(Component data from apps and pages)
§

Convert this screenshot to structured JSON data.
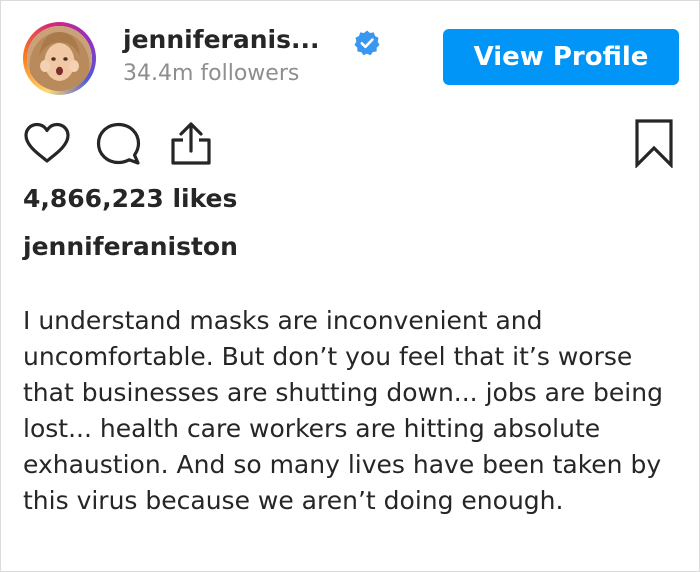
{
  "post": {
    "username_truncated": "jenniferanis...",
    "followers": "34.4m followers",
    "view_profile_label": "View Profile",
    "likes": "4,866,223 likes",
    "caption_username": "jenniferaniston",
    "caption_text": "I understand masks are inconvenient and uncomfortable. But don’t you feel that it’s worse that businesses are shutting down... jobs are being lost... health care workers are hitting absolute exhaustion. And so many lives have been taken by this virus because we aren’t doing enough."
  },
  "icons": {
    "avatar": "profile-photo",
    "verified": "verified-badge-icon",
    "like": "heart-icon",
    "comment": "comment-bubble-icon",
    "share": "share-icon",
    "save": "bookmark-icon"
  },
  "colors": {
    "button": "#0095f6",
    "verified": "#3897f0",
    "text": "#262626",
    "muted": "#8e8e8e"
  }
}
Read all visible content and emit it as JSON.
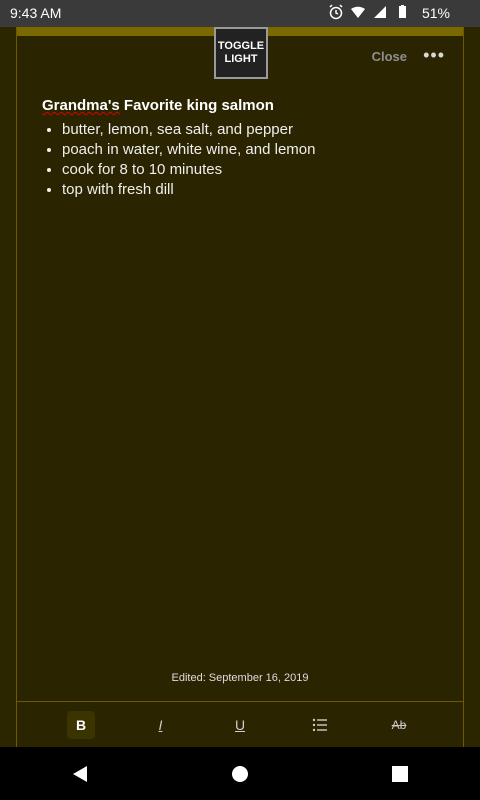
{
  "status": {
    "time": "9:43 AM",
    "battery": "51%"
  },
  "toolbar_top": {
    "toggle_label_line1": "TOGGLE",
    "toggle_label_line2": "LIGHT",
    "close_label": "Close",
    "more_label": "•••"
  },
  "note": {
    "title_part1": "Grandma's",
    "title_part2": " Favorite king salmon",
    "bullets": [
      "butter, lemon, sea salt, and pepper",
      "poach in water, white wine, and lemon",
      "cook for 8 to 10 minutes",
      "top with fresh dill"
    ],
    "edited": "Edited: September 16, 2019"
  },
  "format_toolbar": {
    "bold": "B",
    "italic": "I",
    "underline": "U",
    "strike": "Ab"
  }
}
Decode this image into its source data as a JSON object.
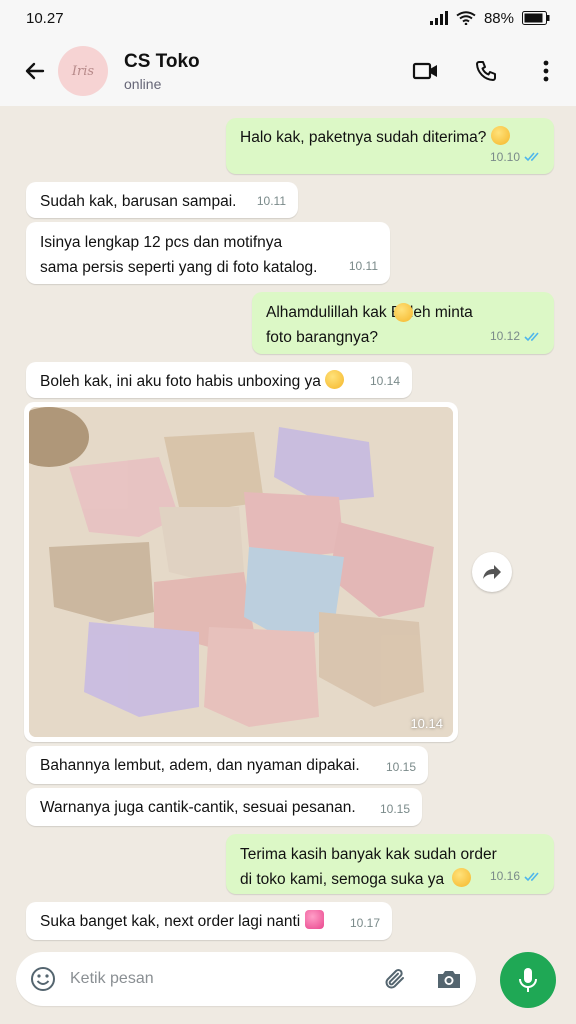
{
  "status_bar": {
    "time": "10.27",
    "battery": "88%"
  },
  "header": {
    "avatar_text": "Iris",
    "contact_name": "CS Toko",
    "contact_status": "online"
  },
  "messages": [
    {
      "dir": "out",
      "text": "Halo kak, paketnya sudah diterima?",
      "time": "10.10",
      "emoji": "smile"
    },
    {
      "dir": "in",
      "text": "Sudah kak, barusan sampai.",
      "time": "10.11"
    },
    {
      "dir": "in",
      "text": "Isinya lengkap 12 pcs dan motifnya\nsama persis seperti yang di foto katalog.",
      "time": "10.11"
    },
    {
      "dir": "out",
      "text": "Alhamdulillah kak  Boleh minta\nfoto barangnya?",
      "time": "10.12",
      "emoji": "smile"
    },
    {
      "dir": "in",
      "text": "Boleh kak, ini aku foto habis unboxing ya",
      "time": "10.14",
      "emoji": "heart-eyes"
    },
    {
      "dir": "in",
      "type": "image",
      "time": "10.14"
    },
    {
      "dir": "in",
      "text": "Bahannya lembut, adem, dan nyaman dipakai.",
      "time": "10.15"
    },
    {
      "dir": "in",
      "text": "Warnanya juga cantik-cantik, sesuai pesanan.",
      "time": "10.15"
    },
    {
      "dir": "out",
      "text": "Terima kasih banyak kak sudah order\ndi toko kami, semoga suka ya",
      "time": "10.16",
      "emoji": "hearts-face"
    },
    {
      "dir": "in",
      "text": "Suka banget kak, next order lagi nanti",
      "time": "10.17",
      "emoji": "sparkle-heart"
    }
  ],
  "input": {
    "placeholder": "Ketik pesan"
  },
  "colors": {
    "outgoing": "#dcf8c6",
    "incoming": "#ffffff",
    "accent": "#1fa855",
    "read_ticks": "#4fb6ec"
  }
}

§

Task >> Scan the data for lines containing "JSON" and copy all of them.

Your solution >>
Convert this screenshot to structured JSON data.
Read all visible content and emit it as JSON.
Decode this image into its source data as a JSON object.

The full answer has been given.